*Assigned task*
Out of the data below, copy every line with the string "support".

[Records from a collection]
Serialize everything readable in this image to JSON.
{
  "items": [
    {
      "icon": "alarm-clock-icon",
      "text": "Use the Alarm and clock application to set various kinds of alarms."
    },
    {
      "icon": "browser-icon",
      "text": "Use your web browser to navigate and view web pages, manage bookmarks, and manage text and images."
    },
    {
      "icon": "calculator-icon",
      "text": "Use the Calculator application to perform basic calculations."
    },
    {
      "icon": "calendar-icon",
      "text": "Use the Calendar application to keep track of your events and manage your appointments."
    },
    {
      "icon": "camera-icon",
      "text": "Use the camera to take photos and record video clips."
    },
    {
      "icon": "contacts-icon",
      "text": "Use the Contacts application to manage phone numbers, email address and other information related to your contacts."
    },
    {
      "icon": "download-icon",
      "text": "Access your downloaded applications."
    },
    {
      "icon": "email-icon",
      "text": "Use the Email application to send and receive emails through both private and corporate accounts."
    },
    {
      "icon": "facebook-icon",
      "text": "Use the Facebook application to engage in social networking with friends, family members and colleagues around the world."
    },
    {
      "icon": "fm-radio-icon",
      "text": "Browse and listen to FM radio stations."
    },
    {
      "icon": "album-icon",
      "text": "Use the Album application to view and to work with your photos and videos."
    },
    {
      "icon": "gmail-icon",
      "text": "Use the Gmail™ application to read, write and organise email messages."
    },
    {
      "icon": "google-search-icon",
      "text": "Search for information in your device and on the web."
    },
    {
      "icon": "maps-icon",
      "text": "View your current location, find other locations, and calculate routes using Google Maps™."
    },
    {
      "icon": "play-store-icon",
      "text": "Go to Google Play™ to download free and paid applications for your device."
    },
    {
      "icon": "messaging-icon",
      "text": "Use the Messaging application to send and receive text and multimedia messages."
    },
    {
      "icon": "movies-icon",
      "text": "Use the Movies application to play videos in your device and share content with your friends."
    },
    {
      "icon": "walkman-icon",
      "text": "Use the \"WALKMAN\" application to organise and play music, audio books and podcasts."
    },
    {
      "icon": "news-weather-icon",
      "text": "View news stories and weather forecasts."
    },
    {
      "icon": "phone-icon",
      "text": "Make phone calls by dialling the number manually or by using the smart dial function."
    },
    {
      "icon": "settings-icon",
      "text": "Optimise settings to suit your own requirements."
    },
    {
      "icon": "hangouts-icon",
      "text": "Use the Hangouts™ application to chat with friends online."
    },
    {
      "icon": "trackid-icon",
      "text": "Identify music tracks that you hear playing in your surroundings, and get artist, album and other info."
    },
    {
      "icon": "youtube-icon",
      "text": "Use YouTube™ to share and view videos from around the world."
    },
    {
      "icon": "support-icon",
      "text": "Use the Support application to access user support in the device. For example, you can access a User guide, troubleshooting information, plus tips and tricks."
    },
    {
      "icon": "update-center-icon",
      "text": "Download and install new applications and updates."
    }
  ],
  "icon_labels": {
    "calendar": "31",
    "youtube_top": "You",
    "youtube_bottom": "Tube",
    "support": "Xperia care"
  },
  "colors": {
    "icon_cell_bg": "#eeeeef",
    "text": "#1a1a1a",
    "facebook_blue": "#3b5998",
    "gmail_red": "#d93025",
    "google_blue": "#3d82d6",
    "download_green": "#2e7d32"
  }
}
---
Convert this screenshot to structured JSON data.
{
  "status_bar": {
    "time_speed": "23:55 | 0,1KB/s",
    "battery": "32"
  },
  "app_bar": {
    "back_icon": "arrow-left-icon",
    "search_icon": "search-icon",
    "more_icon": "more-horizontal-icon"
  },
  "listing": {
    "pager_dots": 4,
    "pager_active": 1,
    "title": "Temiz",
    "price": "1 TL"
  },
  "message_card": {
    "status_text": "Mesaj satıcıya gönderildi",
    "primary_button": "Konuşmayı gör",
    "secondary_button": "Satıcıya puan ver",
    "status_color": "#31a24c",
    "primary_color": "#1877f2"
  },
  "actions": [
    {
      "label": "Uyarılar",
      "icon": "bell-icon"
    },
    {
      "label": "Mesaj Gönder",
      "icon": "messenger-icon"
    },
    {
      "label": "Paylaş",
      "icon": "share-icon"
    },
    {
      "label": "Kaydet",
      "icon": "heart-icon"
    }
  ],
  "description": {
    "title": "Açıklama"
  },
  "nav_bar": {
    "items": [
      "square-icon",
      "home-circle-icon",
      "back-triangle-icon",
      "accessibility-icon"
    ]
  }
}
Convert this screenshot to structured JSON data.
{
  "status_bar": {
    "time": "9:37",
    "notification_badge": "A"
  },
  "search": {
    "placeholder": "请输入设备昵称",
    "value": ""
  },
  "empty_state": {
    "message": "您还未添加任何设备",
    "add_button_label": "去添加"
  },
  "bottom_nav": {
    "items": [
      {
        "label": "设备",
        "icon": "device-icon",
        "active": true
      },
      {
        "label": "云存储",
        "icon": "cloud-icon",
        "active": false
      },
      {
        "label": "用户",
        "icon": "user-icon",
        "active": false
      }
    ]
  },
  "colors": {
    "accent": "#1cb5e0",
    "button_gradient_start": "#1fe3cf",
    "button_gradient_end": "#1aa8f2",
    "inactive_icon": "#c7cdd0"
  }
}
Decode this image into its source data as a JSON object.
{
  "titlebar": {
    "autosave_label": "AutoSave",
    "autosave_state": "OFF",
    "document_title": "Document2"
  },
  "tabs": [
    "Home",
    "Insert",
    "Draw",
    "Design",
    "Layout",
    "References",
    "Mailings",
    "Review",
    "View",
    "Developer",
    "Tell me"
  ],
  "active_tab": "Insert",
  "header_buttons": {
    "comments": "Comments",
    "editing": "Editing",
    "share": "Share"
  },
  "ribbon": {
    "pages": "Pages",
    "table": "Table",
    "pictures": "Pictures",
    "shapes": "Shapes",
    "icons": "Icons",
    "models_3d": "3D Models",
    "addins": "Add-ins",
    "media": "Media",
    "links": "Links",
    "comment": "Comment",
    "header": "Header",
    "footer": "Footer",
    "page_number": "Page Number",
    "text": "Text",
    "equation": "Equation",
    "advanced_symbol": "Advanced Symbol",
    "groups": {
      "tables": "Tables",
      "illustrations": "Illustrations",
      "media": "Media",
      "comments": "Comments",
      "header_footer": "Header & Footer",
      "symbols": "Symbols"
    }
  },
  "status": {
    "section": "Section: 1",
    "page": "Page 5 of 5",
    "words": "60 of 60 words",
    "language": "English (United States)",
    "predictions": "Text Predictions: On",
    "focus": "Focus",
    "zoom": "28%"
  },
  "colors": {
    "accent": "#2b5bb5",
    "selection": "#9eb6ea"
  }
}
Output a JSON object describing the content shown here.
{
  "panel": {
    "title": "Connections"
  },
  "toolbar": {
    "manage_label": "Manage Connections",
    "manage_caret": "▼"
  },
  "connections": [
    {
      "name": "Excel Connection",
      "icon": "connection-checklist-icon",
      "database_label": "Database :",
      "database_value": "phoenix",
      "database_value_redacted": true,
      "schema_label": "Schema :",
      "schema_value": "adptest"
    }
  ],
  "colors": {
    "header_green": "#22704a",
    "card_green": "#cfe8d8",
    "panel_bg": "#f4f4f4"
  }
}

*Response to this task*
      "icon": "support-icon",
      "text": "Use the Support application to access user support in the device. For example, you can access a User guide, troubleshooting information, plus tips and tricks."
    "support": "Xperia care"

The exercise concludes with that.